> **Activity**
Where a line of the material includes the string "Selection", copy that line.

> **Given information**
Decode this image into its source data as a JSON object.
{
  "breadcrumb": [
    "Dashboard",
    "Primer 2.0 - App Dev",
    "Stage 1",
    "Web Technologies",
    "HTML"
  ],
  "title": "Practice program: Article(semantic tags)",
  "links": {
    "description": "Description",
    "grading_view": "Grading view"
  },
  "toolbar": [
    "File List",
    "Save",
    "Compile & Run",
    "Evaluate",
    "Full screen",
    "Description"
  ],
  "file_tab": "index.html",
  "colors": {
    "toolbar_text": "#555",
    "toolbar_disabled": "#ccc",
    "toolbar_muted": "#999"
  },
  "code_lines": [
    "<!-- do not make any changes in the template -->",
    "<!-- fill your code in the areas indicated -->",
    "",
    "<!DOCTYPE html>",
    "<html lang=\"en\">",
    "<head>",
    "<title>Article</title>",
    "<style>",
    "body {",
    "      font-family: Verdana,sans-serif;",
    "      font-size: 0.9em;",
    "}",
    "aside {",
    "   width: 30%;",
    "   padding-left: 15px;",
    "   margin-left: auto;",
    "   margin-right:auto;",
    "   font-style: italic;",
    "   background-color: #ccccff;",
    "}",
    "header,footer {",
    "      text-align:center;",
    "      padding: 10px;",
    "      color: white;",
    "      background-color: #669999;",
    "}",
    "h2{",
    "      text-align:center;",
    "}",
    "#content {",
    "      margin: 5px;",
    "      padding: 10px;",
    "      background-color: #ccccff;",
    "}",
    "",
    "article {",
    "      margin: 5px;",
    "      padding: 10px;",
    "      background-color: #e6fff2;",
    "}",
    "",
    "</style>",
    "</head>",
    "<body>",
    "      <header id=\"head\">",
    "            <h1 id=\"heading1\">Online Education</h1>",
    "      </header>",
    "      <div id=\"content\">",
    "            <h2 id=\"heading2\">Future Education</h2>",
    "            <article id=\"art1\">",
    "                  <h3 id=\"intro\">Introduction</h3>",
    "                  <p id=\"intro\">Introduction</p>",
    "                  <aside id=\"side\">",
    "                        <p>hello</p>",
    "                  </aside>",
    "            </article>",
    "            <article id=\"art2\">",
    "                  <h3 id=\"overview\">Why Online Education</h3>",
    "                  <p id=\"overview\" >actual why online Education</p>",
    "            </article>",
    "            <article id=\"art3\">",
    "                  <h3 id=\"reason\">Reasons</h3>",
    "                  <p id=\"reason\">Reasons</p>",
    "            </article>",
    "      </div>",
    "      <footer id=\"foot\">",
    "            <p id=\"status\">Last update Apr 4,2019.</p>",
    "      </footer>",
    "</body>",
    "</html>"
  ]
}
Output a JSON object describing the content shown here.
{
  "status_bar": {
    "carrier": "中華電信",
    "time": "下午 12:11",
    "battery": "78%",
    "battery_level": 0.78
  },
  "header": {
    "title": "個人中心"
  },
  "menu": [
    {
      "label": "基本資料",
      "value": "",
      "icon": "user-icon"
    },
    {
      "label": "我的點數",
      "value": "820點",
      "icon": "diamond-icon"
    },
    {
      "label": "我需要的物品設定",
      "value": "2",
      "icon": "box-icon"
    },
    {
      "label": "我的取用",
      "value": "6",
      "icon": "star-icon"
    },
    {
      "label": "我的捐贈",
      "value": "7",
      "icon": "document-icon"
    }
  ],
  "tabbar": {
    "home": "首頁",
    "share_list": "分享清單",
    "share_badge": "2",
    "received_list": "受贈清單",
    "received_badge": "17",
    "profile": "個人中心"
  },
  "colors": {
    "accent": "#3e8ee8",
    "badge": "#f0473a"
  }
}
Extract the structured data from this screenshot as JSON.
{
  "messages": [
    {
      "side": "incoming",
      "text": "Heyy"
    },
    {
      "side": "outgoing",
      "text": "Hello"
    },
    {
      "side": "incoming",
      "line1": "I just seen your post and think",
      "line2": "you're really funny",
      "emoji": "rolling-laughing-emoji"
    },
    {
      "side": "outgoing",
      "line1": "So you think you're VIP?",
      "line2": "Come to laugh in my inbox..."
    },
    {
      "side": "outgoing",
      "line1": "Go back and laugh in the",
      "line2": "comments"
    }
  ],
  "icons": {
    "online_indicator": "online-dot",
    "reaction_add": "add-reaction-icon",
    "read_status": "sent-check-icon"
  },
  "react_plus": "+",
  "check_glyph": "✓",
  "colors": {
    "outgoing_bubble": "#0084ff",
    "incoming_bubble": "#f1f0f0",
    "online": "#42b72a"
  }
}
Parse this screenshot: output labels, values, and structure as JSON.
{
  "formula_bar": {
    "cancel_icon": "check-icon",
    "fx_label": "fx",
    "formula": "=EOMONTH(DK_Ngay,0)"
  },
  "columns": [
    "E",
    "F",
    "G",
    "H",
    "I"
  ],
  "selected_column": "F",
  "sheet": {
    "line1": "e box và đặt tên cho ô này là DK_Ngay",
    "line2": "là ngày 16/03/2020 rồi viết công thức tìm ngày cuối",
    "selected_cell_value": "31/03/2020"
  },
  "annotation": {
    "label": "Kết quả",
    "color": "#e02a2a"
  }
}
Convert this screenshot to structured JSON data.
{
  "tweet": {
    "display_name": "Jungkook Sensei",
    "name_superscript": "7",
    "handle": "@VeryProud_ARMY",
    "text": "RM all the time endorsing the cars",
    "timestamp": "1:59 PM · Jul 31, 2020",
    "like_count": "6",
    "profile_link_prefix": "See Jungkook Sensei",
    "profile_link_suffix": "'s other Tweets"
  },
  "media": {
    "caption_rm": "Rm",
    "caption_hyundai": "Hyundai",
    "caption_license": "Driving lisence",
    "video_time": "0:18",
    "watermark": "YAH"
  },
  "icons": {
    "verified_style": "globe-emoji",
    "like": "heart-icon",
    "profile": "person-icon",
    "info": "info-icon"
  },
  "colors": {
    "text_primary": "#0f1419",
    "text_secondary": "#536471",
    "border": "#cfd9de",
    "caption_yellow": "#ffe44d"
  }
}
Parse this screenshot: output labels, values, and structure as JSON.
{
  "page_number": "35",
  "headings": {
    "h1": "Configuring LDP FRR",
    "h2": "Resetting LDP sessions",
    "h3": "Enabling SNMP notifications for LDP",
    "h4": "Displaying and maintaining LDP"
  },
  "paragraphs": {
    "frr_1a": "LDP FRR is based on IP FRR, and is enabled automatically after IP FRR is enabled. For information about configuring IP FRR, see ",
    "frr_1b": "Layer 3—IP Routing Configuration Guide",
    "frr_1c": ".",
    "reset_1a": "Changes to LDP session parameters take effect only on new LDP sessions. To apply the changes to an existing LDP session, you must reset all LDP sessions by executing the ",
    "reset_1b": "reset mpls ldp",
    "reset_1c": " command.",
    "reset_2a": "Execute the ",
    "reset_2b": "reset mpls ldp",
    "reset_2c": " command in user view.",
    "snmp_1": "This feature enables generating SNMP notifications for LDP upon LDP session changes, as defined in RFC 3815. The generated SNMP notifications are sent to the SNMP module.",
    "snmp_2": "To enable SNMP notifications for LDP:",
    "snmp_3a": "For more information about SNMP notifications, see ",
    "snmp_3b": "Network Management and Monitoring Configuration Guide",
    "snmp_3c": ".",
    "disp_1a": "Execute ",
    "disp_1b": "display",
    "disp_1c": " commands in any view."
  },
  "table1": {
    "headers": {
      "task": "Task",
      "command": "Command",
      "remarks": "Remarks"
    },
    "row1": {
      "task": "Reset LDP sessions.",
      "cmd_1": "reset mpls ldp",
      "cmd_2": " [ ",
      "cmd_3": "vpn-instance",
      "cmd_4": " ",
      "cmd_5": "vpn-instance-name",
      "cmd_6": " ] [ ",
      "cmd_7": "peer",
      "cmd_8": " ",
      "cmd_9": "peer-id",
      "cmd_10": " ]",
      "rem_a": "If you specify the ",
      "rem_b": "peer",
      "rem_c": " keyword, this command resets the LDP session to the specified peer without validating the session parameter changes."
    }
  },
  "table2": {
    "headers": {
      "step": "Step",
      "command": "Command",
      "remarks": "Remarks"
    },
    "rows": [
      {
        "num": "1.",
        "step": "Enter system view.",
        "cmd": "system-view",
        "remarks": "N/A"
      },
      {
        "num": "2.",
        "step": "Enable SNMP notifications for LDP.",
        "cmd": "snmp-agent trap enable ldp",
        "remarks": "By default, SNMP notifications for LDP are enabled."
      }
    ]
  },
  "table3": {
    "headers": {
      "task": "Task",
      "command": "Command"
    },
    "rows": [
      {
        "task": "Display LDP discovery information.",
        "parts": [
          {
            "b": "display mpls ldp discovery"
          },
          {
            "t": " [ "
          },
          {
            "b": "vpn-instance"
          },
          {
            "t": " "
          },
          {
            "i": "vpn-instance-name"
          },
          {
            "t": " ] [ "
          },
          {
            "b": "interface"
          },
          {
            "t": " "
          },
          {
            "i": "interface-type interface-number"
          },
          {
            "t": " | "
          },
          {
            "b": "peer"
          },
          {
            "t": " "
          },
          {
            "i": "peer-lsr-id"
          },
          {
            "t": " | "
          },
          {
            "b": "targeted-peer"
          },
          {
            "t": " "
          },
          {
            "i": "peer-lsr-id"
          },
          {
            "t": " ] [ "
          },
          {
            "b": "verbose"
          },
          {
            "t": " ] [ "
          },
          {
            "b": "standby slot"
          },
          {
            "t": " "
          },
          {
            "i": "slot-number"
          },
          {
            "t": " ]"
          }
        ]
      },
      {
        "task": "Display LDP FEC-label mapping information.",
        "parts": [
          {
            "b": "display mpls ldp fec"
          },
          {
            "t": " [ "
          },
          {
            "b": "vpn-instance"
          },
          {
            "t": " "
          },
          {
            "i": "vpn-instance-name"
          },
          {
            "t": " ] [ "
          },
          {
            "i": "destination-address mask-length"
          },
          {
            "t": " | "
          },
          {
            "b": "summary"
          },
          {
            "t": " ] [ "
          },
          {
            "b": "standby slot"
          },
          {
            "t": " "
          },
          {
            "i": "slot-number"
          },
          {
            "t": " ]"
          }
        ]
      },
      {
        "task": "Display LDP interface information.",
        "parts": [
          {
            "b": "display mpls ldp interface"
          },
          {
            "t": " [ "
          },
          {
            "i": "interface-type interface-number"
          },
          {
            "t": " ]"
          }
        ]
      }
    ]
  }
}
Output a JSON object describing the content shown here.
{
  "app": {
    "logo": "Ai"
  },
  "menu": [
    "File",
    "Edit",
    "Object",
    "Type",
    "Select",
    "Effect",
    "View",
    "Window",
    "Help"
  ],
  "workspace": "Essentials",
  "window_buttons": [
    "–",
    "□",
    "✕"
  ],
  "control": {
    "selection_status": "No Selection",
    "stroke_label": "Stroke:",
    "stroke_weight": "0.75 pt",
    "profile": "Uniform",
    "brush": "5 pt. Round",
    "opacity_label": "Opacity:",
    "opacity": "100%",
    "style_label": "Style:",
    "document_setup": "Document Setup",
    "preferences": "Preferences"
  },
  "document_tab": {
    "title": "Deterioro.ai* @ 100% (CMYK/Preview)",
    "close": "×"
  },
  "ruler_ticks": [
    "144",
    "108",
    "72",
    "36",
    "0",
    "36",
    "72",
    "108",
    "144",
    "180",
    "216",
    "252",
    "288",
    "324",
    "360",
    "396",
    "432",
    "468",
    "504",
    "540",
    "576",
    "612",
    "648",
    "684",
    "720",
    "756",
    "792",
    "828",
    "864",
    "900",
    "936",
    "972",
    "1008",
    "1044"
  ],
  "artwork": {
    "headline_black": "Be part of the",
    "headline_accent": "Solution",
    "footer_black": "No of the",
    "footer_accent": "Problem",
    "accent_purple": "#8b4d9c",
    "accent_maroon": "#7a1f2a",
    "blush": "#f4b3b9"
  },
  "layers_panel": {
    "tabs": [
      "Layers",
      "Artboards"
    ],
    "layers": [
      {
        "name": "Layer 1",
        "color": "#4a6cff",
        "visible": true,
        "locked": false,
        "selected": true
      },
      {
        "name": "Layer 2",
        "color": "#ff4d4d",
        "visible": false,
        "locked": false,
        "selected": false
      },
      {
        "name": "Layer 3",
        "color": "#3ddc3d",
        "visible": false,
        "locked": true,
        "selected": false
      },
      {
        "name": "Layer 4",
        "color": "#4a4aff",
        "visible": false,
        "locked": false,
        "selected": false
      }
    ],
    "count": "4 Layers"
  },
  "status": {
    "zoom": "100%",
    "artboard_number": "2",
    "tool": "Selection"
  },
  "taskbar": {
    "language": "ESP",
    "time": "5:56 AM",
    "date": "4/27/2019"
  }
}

> **Task response**
    "selection_status": "No Selection",
    "tool": "Selection"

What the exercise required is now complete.